Stored data entries

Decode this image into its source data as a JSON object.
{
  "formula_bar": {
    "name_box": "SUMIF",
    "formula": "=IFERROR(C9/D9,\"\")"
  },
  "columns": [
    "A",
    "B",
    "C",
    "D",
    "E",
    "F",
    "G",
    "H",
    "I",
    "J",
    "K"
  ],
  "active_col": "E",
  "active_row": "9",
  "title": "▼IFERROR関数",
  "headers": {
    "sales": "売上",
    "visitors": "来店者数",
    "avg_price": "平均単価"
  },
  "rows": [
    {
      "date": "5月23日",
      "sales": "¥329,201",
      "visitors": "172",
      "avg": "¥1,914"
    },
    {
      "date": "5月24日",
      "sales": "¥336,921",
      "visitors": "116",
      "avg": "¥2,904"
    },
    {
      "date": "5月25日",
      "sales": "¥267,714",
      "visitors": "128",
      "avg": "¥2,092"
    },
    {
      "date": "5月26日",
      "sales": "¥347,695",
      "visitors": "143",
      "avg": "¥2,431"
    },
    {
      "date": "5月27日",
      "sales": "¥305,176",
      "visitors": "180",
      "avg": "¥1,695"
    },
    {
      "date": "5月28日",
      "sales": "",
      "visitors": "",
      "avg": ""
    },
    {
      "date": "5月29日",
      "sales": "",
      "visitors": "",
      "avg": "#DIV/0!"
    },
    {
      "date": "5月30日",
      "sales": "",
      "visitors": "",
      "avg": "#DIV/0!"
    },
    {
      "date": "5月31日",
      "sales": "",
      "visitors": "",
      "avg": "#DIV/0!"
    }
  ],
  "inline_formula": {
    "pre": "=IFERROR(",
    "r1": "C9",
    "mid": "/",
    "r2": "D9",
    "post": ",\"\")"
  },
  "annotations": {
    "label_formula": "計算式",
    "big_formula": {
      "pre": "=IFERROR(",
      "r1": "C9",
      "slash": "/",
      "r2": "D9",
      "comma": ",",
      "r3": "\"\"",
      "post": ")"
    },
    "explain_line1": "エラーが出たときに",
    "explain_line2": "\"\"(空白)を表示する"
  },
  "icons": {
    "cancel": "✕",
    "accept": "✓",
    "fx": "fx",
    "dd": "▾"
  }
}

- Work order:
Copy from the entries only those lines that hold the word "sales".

- Task output:
    "sales": "売上",
      "sales": "¥329,201",
      "sales": "¥336,921",
      "sales": "¥267,714",
      "sales": "¥347,695",
      "sales": "¥305,176",
      "sales": "",
      "sales": "",
      "sales": "",
      "sales": "",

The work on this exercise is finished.